  25. Werner JL, Metz AE, Horn D, Schoeb TR, Hewitt MM, Schwiebert LM, Faro-Trindade I, Brown GD, Steele C. Requisite role for the dectin-1 β-glucan receptor in pulmonary defense against aspergillus fumigatus. J Immunol. 2009;182(8):4938–46.View ArticleGoogle Scholar
  26. Bozza S, Zelante T, Moretti S, Bonifazi P, DeLuca A, D'Angelo C, Giovannini G, Garlanda C, Boon L, Bistoni F, et al. Lack of toll IL-1R8 exacerbates Th17 cell responses in fungal infection. J Immunol. 2008;180(6):4022–31.View ArticleGoogle Scholar

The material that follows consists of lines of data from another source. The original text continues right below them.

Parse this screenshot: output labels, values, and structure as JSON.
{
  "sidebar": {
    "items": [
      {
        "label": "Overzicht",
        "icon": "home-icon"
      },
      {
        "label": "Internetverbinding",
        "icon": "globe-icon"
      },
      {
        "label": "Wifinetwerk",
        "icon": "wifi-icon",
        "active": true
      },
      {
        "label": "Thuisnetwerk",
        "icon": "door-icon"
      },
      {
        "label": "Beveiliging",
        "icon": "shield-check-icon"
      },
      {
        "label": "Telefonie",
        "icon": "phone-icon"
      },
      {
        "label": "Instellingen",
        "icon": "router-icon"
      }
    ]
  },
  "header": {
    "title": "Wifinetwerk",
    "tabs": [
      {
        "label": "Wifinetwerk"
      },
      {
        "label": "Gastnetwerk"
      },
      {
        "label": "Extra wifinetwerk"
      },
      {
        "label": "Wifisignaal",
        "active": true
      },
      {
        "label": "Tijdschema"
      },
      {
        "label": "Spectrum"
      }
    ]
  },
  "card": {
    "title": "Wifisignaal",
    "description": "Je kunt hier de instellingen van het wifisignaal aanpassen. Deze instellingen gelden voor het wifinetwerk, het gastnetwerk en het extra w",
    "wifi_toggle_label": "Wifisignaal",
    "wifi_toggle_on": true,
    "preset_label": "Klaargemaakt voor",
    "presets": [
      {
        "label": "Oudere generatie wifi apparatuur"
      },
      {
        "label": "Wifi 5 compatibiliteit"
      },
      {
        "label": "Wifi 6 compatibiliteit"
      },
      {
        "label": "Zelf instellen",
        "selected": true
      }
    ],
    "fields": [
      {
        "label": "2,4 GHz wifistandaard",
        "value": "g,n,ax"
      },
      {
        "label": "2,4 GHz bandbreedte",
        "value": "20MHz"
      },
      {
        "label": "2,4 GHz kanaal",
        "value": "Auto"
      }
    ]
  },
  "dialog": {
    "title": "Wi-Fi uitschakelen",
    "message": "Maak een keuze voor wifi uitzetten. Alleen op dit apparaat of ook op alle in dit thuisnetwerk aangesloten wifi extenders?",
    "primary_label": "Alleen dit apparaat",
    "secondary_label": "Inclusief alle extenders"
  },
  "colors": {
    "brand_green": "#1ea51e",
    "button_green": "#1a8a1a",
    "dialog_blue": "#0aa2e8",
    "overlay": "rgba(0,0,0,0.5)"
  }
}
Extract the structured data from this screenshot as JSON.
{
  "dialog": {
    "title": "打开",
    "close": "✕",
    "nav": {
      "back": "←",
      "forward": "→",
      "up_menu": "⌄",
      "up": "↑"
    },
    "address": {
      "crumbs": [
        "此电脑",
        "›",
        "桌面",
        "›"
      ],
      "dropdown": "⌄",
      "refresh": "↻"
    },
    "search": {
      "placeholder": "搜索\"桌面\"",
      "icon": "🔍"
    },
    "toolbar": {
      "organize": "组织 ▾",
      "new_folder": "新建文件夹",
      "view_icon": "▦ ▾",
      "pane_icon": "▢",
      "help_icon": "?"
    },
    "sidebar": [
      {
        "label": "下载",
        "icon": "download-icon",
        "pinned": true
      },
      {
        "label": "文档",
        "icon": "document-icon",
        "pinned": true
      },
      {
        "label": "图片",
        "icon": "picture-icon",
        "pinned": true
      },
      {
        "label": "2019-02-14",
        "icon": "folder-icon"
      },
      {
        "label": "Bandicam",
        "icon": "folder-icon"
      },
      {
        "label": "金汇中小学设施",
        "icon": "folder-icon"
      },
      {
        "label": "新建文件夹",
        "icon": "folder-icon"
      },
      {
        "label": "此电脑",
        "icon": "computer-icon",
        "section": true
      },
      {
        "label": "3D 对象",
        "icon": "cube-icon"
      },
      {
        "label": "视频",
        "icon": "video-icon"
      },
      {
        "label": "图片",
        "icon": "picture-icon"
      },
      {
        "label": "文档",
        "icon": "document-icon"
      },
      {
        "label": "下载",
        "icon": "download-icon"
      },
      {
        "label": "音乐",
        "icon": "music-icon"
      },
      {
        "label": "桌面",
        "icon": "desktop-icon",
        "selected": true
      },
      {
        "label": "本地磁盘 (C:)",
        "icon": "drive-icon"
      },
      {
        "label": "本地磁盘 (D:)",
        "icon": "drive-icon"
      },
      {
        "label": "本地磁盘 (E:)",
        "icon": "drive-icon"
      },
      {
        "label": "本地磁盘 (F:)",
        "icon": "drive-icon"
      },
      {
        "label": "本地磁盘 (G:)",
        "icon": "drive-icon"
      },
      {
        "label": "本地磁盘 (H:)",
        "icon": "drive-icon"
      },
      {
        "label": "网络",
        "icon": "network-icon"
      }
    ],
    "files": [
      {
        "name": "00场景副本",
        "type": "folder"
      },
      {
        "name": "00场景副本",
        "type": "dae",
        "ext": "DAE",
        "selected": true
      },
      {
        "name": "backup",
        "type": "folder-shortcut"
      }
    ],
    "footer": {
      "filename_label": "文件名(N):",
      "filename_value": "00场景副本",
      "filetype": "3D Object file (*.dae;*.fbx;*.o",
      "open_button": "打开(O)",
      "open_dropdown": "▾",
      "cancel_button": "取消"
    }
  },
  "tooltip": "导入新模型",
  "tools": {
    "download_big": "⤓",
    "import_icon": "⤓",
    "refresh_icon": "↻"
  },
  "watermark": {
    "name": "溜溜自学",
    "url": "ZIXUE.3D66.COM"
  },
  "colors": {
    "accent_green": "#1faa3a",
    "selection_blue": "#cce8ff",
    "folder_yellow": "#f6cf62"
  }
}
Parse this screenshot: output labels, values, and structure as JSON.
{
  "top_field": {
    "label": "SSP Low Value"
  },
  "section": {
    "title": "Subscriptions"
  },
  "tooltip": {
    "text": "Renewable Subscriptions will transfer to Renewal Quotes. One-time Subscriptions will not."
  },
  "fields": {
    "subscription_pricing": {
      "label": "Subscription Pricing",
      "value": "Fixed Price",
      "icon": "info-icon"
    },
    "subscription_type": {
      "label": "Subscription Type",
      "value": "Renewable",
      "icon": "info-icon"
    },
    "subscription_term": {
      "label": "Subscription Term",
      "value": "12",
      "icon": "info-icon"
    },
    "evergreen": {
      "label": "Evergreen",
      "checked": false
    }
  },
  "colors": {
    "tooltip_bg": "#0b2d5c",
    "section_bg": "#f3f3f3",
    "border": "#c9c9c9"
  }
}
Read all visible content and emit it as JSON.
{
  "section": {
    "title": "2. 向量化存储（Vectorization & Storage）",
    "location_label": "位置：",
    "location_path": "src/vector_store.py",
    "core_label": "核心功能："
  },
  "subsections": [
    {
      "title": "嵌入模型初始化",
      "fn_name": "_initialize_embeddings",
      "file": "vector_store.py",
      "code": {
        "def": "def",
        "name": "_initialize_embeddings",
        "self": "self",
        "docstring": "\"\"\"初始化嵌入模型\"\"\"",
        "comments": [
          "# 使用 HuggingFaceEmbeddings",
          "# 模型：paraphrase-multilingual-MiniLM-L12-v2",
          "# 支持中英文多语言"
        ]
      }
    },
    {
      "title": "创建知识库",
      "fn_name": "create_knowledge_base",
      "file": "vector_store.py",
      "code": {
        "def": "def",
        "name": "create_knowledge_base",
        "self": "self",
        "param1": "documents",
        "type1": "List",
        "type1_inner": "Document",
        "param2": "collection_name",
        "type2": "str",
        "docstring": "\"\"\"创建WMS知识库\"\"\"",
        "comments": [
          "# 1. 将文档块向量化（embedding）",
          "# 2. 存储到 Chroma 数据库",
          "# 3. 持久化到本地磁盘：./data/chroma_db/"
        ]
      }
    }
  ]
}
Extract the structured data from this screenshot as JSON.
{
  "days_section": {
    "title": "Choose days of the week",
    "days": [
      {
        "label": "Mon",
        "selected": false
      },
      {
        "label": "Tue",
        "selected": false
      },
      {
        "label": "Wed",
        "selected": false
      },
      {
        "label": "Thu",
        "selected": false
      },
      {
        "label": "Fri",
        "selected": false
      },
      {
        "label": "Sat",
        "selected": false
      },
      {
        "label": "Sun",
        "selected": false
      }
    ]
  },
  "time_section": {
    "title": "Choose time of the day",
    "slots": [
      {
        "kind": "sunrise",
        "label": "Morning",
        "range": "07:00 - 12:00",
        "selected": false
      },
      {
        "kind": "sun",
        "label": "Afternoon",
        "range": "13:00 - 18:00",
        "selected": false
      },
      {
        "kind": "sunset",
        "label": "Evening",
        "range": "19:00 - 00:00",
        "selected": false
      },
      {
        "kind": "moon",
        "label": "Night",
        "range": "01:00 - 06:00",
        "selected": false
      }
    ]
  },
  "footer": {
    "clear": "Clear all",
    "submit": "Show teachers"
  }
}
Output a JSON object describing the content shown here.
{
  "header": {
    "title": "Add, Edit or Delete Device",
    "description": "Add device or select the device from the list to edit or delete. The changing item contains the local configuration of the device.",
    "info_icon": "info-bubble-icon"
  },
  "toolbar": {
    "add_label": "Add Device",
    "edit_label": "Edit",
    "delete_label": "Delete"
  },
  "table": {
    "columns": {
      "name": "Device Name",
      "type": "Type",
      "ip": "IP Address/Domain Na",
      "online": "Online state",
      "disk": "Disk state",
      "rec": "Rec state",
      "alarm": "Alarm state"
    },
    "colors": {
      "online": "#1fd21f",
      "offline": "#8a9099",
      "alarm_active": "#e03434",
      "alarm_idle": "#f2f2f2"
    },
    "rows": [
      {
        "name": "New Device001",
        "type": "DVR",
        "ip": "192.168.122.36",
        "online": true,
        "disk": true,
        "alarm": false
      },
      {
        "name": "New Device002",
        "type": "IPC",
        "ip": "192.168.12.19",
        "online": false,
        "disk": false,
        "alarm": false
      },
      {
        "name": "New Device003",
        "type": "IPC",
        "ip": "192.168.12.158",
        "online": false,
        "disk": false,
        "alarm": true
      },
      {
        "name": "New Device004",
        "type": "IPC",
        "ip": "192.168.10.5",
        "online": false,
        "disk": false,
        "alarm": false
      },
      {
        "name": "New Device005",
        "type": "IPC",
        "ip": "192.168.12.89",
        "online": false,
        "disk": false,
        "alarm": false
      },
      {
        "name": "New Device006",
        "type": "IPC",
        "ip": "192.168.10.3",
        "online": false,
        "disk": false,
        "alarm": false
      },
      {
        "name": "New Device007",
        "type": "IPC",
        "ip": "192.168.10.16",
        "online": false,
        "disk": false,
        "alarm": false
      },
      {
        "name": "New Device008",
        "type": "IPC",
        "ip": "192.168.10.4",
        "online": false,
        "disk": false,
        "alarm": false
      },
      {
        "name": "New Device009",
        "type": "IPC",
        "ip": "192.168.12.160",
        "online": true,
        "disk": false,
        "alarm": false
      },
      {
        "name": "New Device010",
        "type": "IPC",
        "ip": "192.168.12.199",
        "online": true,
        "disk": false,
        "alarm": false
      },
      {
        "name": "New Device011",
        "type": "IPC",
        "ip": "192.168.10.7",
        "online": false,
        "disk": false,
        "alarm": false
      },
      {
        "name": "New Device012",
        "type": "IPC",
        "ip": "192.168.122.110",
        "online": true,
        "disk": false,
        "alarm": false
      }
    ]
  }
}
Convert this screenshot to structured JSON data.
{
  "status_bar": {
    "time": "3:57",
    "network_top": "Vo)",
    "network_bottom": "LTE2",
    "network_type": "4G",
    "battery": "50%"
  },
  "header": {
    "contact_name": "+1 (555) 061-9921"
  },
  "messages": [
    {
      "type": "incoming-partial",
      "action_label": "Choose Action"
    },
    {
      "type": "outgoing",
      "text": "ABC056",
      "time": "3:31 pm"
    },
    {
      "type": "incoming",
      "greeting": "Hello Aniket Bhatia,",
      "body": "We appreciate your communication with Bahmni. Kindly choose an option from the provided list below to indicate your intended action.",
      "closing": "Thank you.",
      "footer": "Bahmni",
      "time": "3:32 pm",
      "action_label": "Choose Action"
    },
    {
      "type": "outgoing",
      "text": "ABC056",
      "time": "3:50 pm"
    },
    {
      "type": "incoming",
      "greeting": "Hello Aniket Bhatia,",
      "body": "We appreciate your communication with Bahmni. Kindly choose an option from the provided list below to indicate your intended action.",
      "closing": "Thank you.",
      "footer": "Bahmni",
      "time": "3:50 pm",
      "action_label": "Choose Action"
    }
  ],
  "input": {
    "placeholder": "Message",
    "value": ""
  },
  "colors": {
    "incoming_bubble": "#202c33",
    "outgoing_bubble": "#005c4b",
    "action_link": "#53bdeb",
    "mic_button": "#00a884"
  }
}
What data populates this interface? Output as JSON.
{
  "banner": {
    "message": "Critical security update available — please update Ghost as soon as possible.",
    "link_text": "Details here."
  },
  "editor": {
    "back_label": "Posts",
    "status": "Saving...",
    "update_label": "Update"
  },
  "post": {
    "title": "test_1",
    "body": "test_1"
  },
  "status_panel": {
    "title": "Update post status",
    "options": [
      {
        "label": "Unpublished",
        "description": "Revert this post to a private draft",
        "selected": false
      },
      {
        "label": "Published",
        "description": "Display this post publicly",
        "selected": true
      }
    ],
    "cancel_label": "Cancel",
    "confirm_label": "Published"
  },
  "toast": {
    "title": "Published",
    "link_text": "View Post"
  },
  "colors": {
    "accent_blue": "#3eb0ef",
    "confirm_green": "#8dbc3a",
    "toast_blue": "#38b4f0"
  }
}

  27. Zelante T, Bozza S, De Luca A, D'Angelo C, Bonifazi P, Moretti S, Giovannini G, Bistoni F, Romani L. Th17 cells in the setting of aspergillus infection and pathology. Med Mycol. 2009;47(Suppl 1):S162–9.View ArticleGoogle Scholar
  28. Movahed E, Tan GM, Munusamy K, Yeow TC, Tay ST, Wong WF, Looi CY. Triclosan demonstrates synergic effect with amphotericin B and fluconazole and induces apoptosis-like cell death in Cryptococcus neoformans. Front Microbiol. 2016;7:360.View ArticleGoogle Scholar
  29. Tay ST, Chai HC, Na SL, Hamimah H, Rohani MY, Soo-Hoo TS. The isolation, characterization and antifungal susceptibilities of Cryptococcus neoformans from bird excreta in Klang Valley, Malaysia. Mycopathologia. 2005;159(4):509–13.View ArticleGoogle Scholar


© The Author(s). 2018